Only the lines of the data holding the string "Math" need to be returned.

Records provided »

━━━━━━

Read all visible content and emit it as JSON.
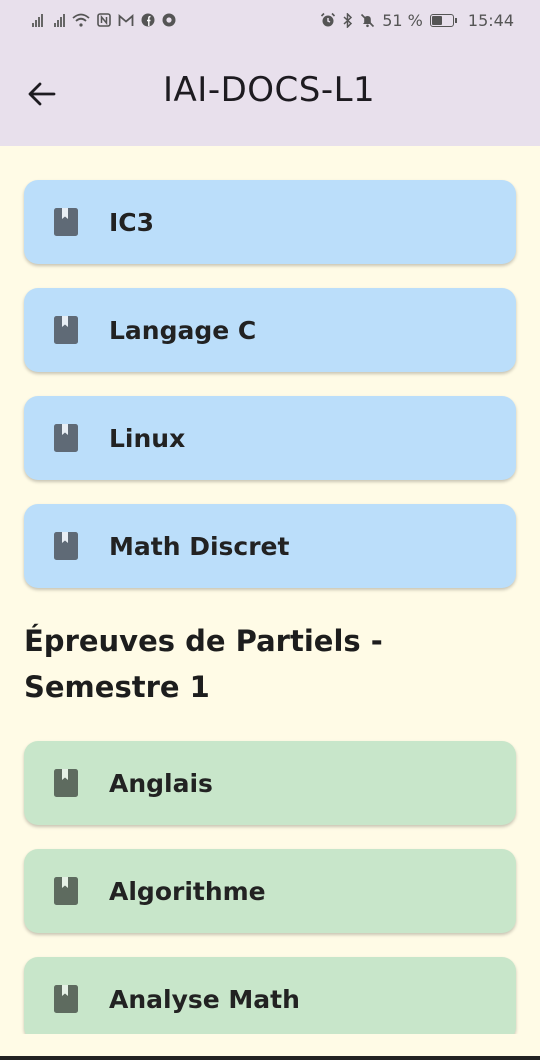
{
  "status_bar": {
    "battery_percent": "51 %",
    "battery_level": 0.51,
    "time": "15:44"
  },
  "app_bar": {
    "title": "IAI-DOCS-L1"
  },
  "courses": [
    {
      "label": "IC3"
    },
    {
      "label": "Langage C"
    },
    {
      "label": "Linux"
    },
    {
      "label": "Math Discret"
    }
  ],
  "exams_section": {
    "title": "Épreuves de Partiels - Semestre 1",
    "items": [
      {
        "label": "Anglais"
      },
      {
        "label": "Algorithme"
      },
      {
        "label": "Analyse Math"
      }
    ]
  },
  "colors": {
    "course_card": "#bbdefa",
    "exam_card": "#c8e6ca",
    "course_icon": "#5f6a76",
    "exam_icon": "#5e6b5f",
    "app_bar": "#e8e0ec",
    "background": "#fffbe6"
  },
  "icons": [
    "signal-icon",
    "wifi-icon",
    "nfc-icon",
    "gmail-icon",
    "facebook-icon",
    "chrome-icon",
    "alarm-icon",
    "bluetooth-icon",
    "mute-icon",
    "battery-icon",
    "back-arrow-icon",
    "book-icon"
  ]
}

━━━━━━

Your response »
      "label": "Math Discret"
        "label": "Analyse Math"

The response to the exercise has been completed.